**Work to be completed:** Which lines below contain the word "search"? Copy each of them.

**Records for the task:**
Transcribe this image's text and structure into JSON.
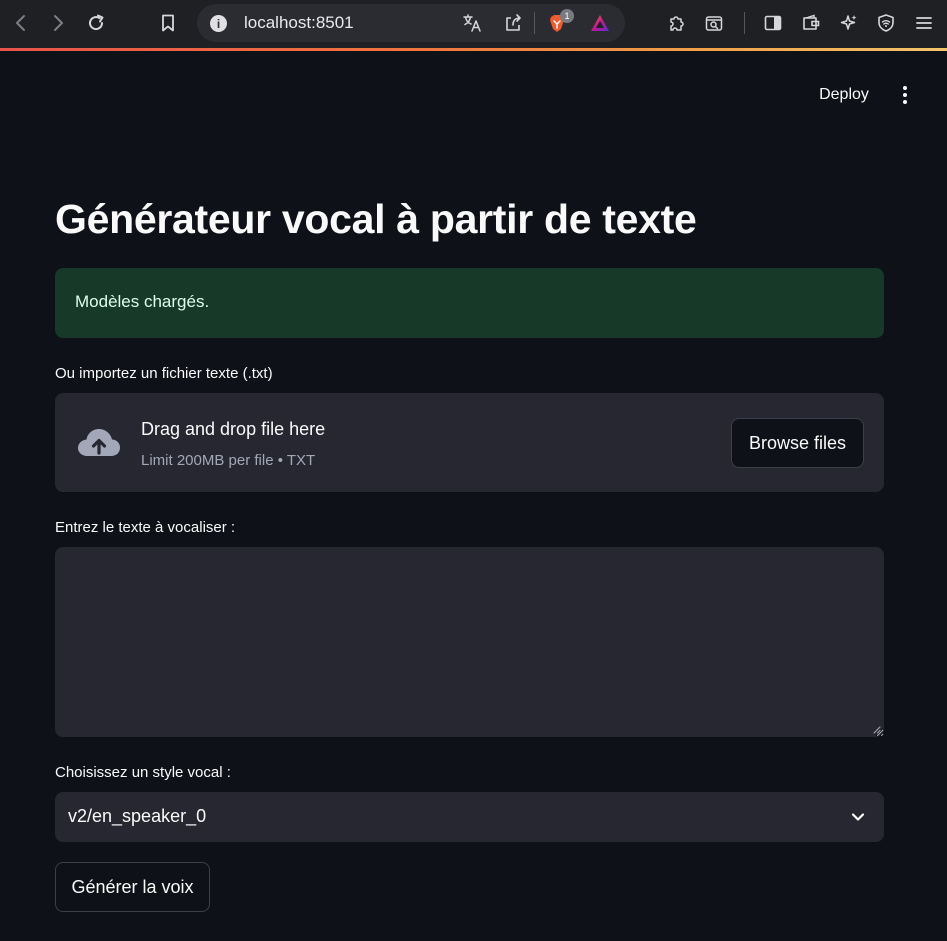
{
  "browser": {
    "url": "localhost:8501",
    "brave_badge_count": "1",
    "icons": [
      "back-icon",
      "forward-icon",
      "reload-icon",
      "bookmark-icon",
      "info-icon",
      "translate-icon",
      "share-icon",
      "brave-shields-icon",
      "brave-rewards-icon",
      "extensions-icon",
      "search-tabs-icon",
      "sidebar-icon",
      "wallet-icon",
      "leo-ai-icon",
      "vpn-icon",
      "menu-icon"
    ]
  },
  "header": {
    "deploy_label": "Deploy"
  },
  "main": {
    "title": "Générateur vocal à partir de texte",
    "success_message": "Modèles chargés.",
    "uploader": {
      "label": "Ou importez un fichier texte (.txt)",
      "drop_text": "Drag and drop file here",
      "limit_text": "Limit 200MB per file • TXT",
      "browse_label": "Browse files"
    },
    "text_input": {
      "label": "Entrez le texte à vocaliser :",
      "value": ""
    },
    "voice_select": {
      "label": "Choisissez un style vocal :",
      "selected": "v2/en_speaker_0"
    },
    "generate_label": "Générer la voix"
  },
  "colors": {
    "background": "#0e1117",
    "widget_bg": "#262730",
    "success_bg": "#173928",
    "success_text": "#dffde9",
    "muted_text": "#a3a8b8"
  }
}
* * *
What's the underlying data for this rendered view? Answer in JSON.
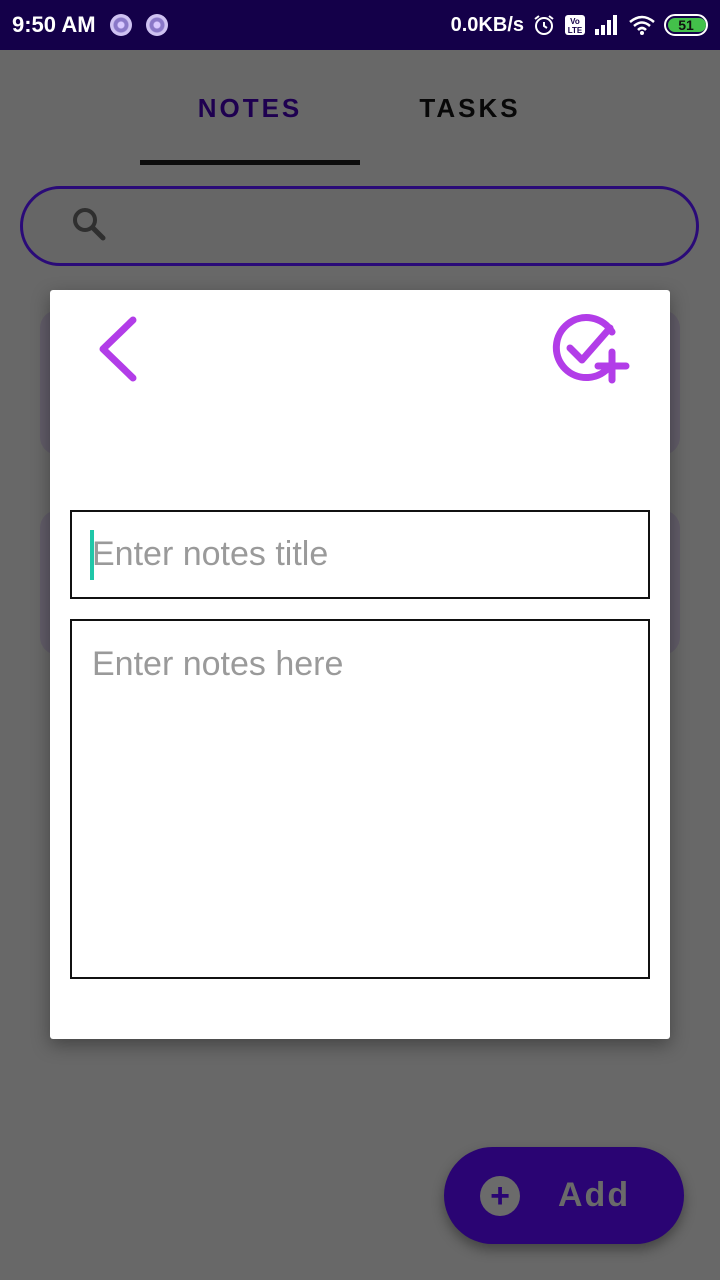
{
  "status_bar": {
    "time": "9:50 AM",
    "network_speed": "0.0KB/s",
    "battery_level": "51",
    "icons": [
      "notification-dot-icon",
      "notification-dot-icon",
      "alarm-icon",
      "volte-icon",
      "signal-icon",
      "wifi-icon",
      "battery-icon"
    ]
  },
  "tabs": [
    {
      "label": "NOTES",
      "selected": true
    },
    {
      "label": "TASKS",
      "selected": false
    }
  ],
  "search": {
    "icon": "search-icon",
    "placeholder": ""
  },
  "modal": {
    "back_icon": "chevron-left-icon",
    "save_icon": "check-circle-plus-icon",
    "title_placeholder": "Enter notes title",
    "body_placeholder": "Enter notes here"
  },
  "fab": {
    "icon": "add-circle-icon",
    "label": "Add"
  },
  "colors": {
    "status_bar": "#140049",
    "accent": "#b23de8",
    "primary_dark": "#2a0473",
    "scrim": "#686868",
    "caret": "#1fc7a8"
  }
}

**Response:**
      "search-tabs-icon",
  "search": {
    "icon": "search-icon",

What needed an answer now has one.